TASK DESCRIPTION »
Set down the data below without change, skipping the pictures it holds.

[Web page and app entries]
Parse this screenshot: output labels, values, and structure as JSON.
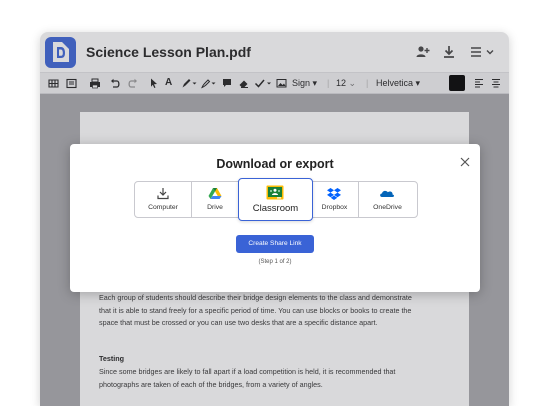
{
  "header": {
    "title": "Science Lesson Plan.pdf",
    "icons": [
      "add-user-icon",
      "download-icon",
      "menu-icon",
      "chevron-down-icon"
    ]
  },
  "toolbar": {
    "sign_label": "Sign",
    "font_size": "12",
    "font_family": "Helvetica",
    "text_color": "#000000"
  },
  "document": {
    "paragraph1": "Each group of students should describe their bridge design elements to the class and demonstrate that it is able to stand freely for a specific period of time. You can use blocks or books to create the space that must be crossed or you can use two desks that are a specific distance apart.",
    "heading": "Testing",
    "paragraph2": "Since some bridges are likely to fall apart if a load competition is held, it is recommended that photographs are taken of each of the bridges, from a variety of angles."
  },
  "dialog": {
    "title": "Download or export",
    "options": [
      {
        "label": "Computer",
        "icon": "download-to-computer-icon"
      },
      {
        "label": "Drive",
        "icon": "google-drive-icon"
      },
      {
        "label": "Classroom",
        "icon": "google-classroom-icon"
      },
      {
        "label": "Dropbox",
        "icon": "dropbox-icon"
      },
      {
        "label": "OneDrive",
        "icon": "onedrive-icon"
      }
    ],
    "selected_option": "Classroom",
    "share_button": "Create Share Link",
    "step": "(Step 1 of 2)"
  },
  "colors": {
    "accent": "#3a63d6",
    "logo": "#3b64d8",
    "overlay": "#a9a9ae"
  }
}
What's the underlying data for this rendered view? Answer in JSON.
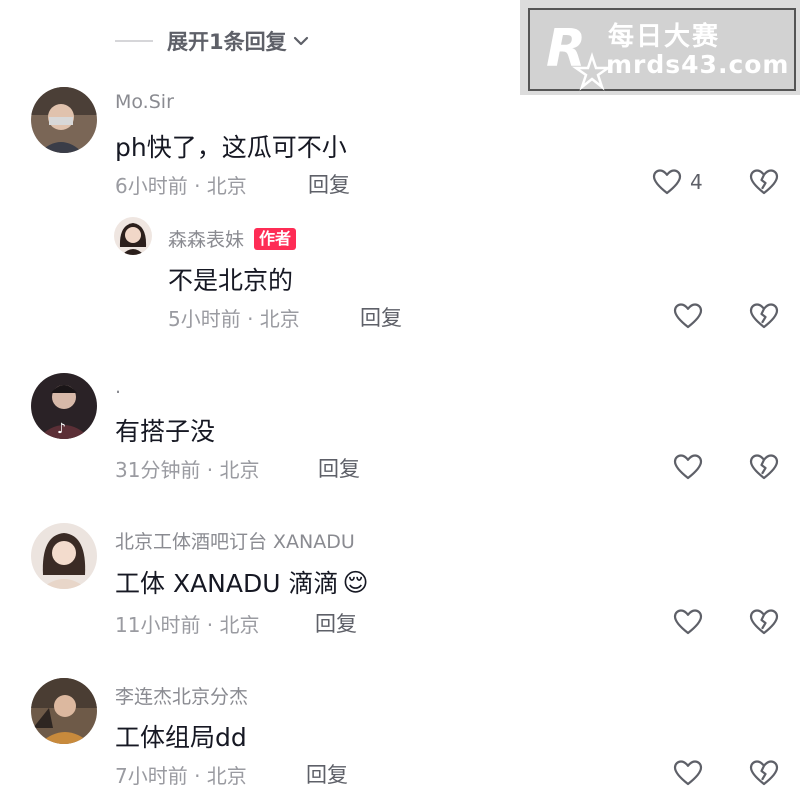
{
  "expand_replies": {
    "label": "展开1条回复"
  },
  "watermark": {
    "name": "每日大赛",
    "site": "mrds43.com",
    "logo_letter": "R"
  },
  "comments": [
    {
      "username": "Mo.Sir",
      "text": "ph快了，这瓜可不小",
      "meta": "6小时前 · 北京",
      "reply_label": "回复",
      "like_count": "4",
      "avatar_color": "#6b5a4e"
    },
    {
      "username": "森森表妹",
      "badge": "作者",
      "text": "不是北京的",
      "meta": "5小时前 · 北京",
      "reply_label": "回复",
      "avatar_color": "#c9b7ad"
    },
    {
      "username": ".",
      "text": "有搭子没",
      "meta": "31分钟前 · 北京",
      "reply_label": "回复",
      "avatar_color": "#3b2a2f"
    },
    {
      "username": "北京工体酒吧订台 XANADU",
      "text": "工体 XANADU 滴滴",
      "emoji": "😌",
      "meta": "11小时前 · 北京",
      "reply_label": "回复",
      "avatar_color": "#d9c4b6"
    },
    {
      "username": "李连杰北京分杰",
      "text": "工体组局dd",
      "meta": "7小时前 · 北京",
      "reply_label": "回复",
      "avatar_color": "#5a4636"
    }
  ]
}
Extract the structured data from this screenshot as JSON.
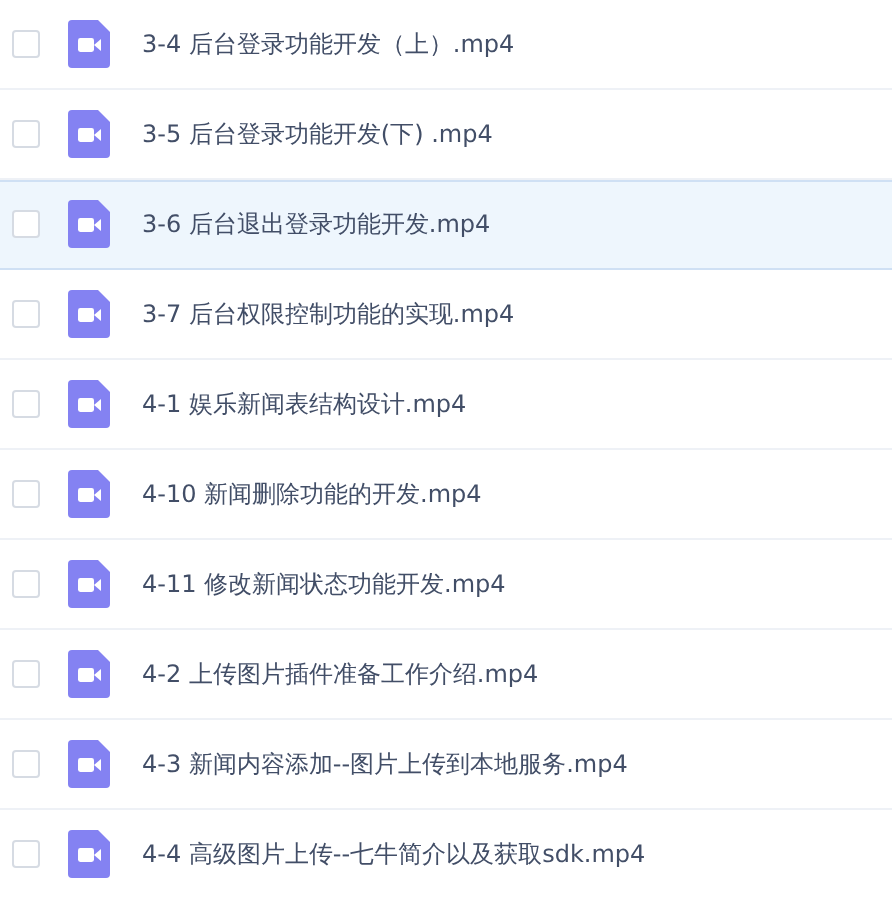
{
  "files": [
    {
      "name": "3-4 后台登录功能开发（上）.mp4",
      "selected": false,
      "checked": false
    },
    {
      "name": "3-5 后台登录功能开发(下) .mp4",
      "selected": false,
      "checked": false
    },
    {
      "name": "3-6 后台退出登录功能开发.mp4",
      "selected": true,
      "checked": false
    },
    {
      "name": "3-7 后台权限控制功能的实现.mp4",
      "selected": false,
      "checked": false
    },
    {
      "name": "4-1 娱乐新闻表结构设计.mp4",
      "selected": false,
      "checked": false
    },
    {
      "name": "4-10 新闻删除功能的开发.mp4",
      "selected": false,
      "checked": false
    },
    {
      "name": "4-11 修改新闻状态功能开发.mp4",
      "selected": false,
      "checked": false
    },
    {
      "name": "4-2 上传图片插件准备工作介绍.mp4",
      "selected": false,
      "checked": false
    },
    {
      "name": "4-3 新闻内容添加--图片上传到本地服务.mp4",
      "selected": false,
      "checked": false
    },
    {
      "name": "4-4 高级图片上传--七牛简介以及获取sdk.mp4",
      "selected": false,
      "checked": false
    }
  ]
}
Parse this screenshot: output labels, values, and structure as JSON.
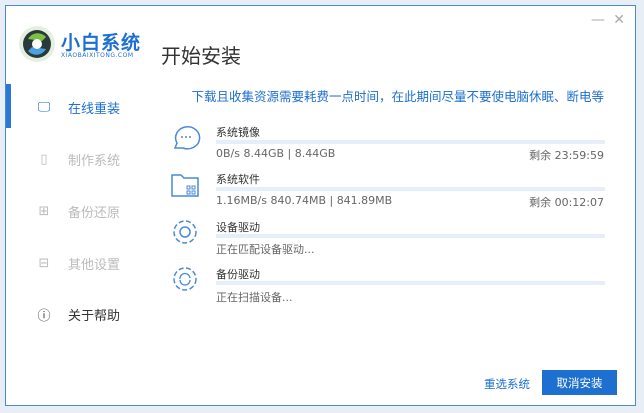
{
  "app": {
    "name": "小白系统",
    "subtitle": "XIAOBAIXITONG.COM"
  },
  "page_title": "开始安装",
  "window_controls": {
    "minimize": "—",
    "close": "✕"
  },
  "sidebar": {
    "items": [
      {
        "label": "在线重装",
        "icon": "monitor-icon",
        "state": "active"
      },
      {
        "label": "制作系统",
        "icon": "usb-icon",
        "state": "disabled"
      },
      {
        "label": "备份还原",
        "icon": "backup-icon",
        "state": "disabled"
      },
      {
        "label": "其他设置",
        "icon": "toolbox-icon",
        "state": "disabled"
      },
      {
        "label": "关于帮助",
        "icon": "info-icon",
        "state": "normal"
      }
    ]
  },
  "notice": "下载且收集资源需要耗费一点时间，在此期间尽量不要使电脑休眠、断电等",
  "tasks": [
    {
      "label": "系统镜像",
      "icon": "chat-bubble-icon",
      "info": "0B/s 8.44GB | 8.44GB",
      "remaining": "剩余 23:59:59",
      "progress": 0
    },
    {
      "label": "系统软件",
      "icon": "folder-apps-icon",
      "info": "1.16MB/s 840.74MB | 841.89MB",
      "remaining": "剩余 00:12:07",
      "progress": 0
    },
    {
      "label": "设备驱动",
      "icon": "gear-icon",
      "info": "正在匹配设备驱动...",
      "progress": 0
    },
    {
      "label": "备份驱动",
      "icon": "gear-sync-icon",
      "info": "正在扫描设备...",
      "progress": 0
    }
  ],
  "buttons": {
    "reselect": "重选系统",
    "cancel": "取消安装"
  },
  "colors": {
    "accent": "#1d6fd0"
  }
}
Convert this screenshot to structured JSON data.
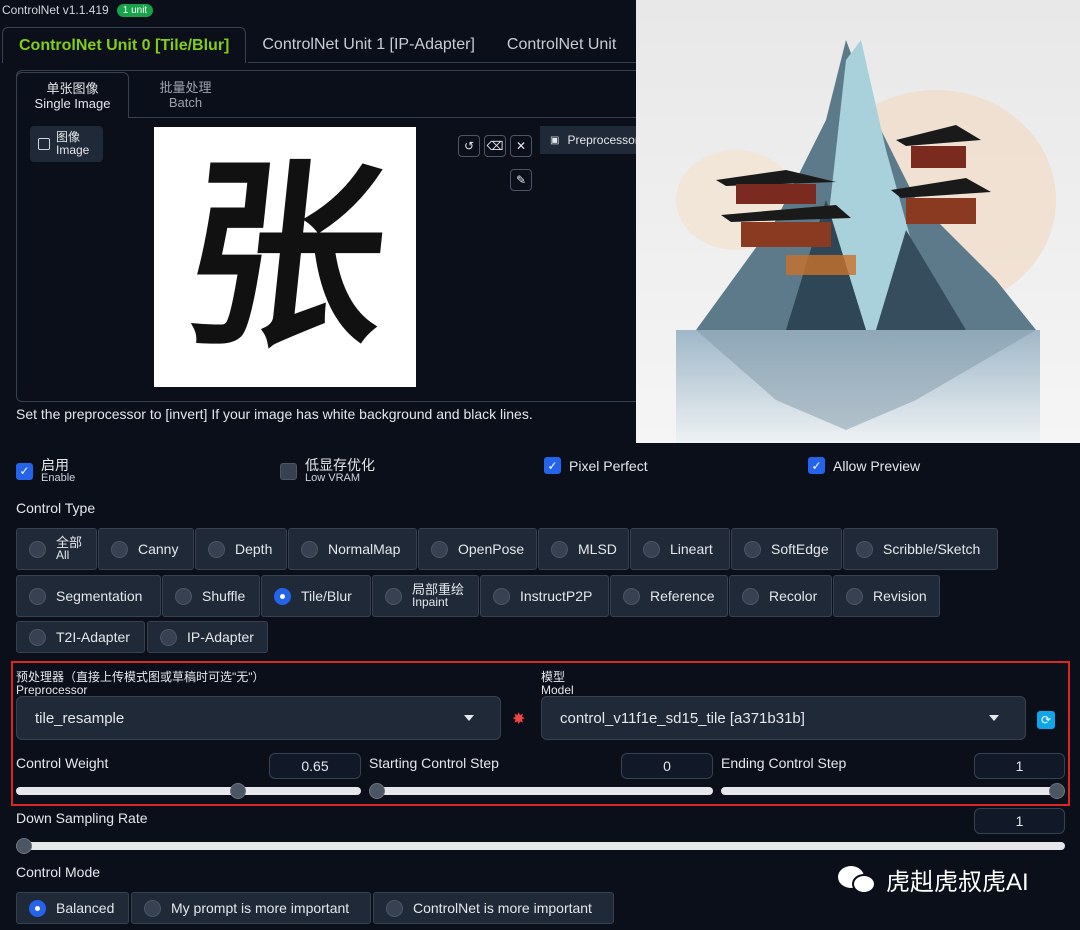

RESPONSE TO THIS TASK »
Parse this screenshot: output labels, values, and structure as JSON.
{
  "header": {
    "title": "Science Lesson Plan.pdf",
    "icons": [
      "add-user-icon",
      "download-icon",
      "menu-icon",
      "chevron-down-icon"
    ]
  },
  "toolbar": {
    "sign_label": "Sign",
    "font_size": "12",
    "font_family": "Helvetica",
    "text_color": "#000000"
  },
  "document": {
    "paragraph1": "Each group of students should describe their bridge design elements to the class and demonstrate that it is able to stand freely for a specific period of time. You can use blocks or books to create the space that must be crossed or you can use two desks that are a specific distance apart.",
    "heading": "Testing",
    "paragraph2": "Since some bridges are likely to fall apart if a load competition is held, it is recommended that photographs are taken of each of the bridges, from a variety of angles."
  },
  "dialog": {
    "title": "Download or export",
    "options": [
      {
        "label": "Computer",
        "icon": "download-to-computer-icon"
      },
      {
        "label": "Drive",
        "icon": "google-drive-icon"
      },
      {
        "label": "Classroom",
        "icon": "google-classroom-icon"
      },
      {
        "label": "Dropbox",
        "icon": "dropbox-icon"
      },
      {
        "label": "OneDrive",
        "icon": "onedrive-icon"
      }
    ],
    "selected_option": "Classroom",
    "share_button": "Create Share Link",
    "step": "(Step 1 of 2)"
  },
  "colors": {
    "accent": "#3a63d6",
    "logo": "#3b64d8",
    "overlay": "#a9a9ae"
  }
}
What's the underlying data for this rendered view? Answer in JSON.
{
  "expand_replies": {
    "label": "展开1条回复"
  },
  "watermark": {
    "name": "每日大赛",
    "site": "mrds43.com",
    "logo_letter": "R"
  },
  "comments": [
    {
      "username": "Mo.Sir",
      "text": "ph快了，这瓜可不小",
      "meta": "6小时前 · 北京",
      "reply_label": "回复",
      "like_count": "4",
      "avatar_color": "#6b5a4e"
    },
    {
      "username": "森森表妹",
      "badge": "作者",
      "text": "不是北京的",
      "meta": "5小时前 · 北京",
      "reply_label": "回复",
      "avatar_color": "#c9b7ad"
    },
    {
      "username": ".",
      "text": "有搭子没",
      "meta": "31分钟前 · 北京",
      "reply_label": "回复",
      "avatar_color": "#3b2a2f"
    },
    {
      "username": "北京工体酒吧订台 XANADU",
      "text": "工体 XANADU 滴滴",
      "emoji": "😌",
      "meta": "11小时前 · 北京",
      "reply_label": "回复",
      "avatar_color": "#d9c4b6"
    },
    {
      "username": "李连杰北京分杰",
      "text": "工体组局dd",
      "meta": "7小时前 · 北京",
      "reply_label": "回复",
      "avatar_color": "#5a4636"
    }
  ]
}
Extract the structured data from this screenshot as JSON.
{
  "files": [
    {
      "name": "3-4 后台登录功能开发（上）.mp4",
      "selected": false,
      "checked": false
    },
    {
      "name": "3-5 后台登录功能开发(下) .mp4",
      "selected": false,
      "checked": false
    },
    {
      "name": "3-6 后台退出登录功能开发.mp4",
      "selected": true,
      "checked": false
    },
    {
      "name": "3-7 后台权限控制功能的实现.mp4",
      "selected": false,
      "checked": false
    },
    {
      "name": "4-1 娱乐新闻表结构设计.mp4",
      "selected": false,
      "checked": false
    },
    {
      "name": "4-10 新闻删除功能的开发.mp4",
      "selected": false,
      "checked": false
    },
    {
      "name": "4-11 修改新闻状态功能开发.mp4",
      "selected": false,
      "checked": false
    },
    {
      "name": "4-2 上传图片插件准备工作介绍.mp4",
      "selected": false,
      "checked": false
    },
    {
      "name": "4-3 新闻内容添加--图片上传到本地服务.mp4",
      "selected": false,
      "checked": false
    },
    {
      "name": "4-4 高级图片上传--七牛简介以及获取sdk.mp4",
      "selected": false,
      "checked": false
    }
  ]
}
Parse this screenshot: output labels, values, and structure as JSON.
{
  "app": {
    "name": "小白系统",
    "subtitle": "XIAOBAIXITONG.COM"
  },
  "page_title": "开始安装",
  "window_controls": {
    "minimize": "—",
    "close": "✕"
  },
  "sidebar": {
    "items": [
      {
        "label": "在线重装",
        "icon": "monitor-icon",
        "state": "active"
      },
      {
        "label": "制作系统",
        "icon": "usb-icon",
        "state": "disabled"
      },
      {
        "label": "备份还原",
        "icon": "backup-icon",
        "state": "disabled"
      },
      {
        "label": "其他设置",
        "icon": "toolbox-icon",
        "state": "disabled"
      },
      {
        "label": "关于帮助",
        "icon": "info-icon",
        "state": "normal"
      }
    ]
  },
  "notice": "下载且收集资源需要耗费一点时间，在此期间尽量不要使电脑休眠、断电等",
  "tasks": [
    {
      "label": "系统镜像",
      "icon": "chat-bubble-icon",
      "info": "0B/s 8.44GB | 8.44GB",
      "remaining": "剩余 23:59:59",
      "progress": 0
    },
    {
      "label": "系统软件",
      "icon": "folder-apps-icon",
      "info": "1.16MB/s 840.74MB | 841.89MB",
      "remaining": "剩余 00:12:07",
      "progress": 0
    },
    {
      "label": "设备驱动",
      "icon": "gear-icon",
      "info": "正在匹配设备驱动...",
      "progress": 0
    },
    {
      "label": "备份驱动",
      "icon": "gear-sync-icon",
      "info": "正在扫描设备...",
      "progress": 0
    }
  ],
  "buttons": {
    "reselect": "重选系统",
    "cancel": "取消安装"
  },
  "colors": {
    "accent": "#1d6fd0"
  }
}
Convert this screenshot to structured JSON data.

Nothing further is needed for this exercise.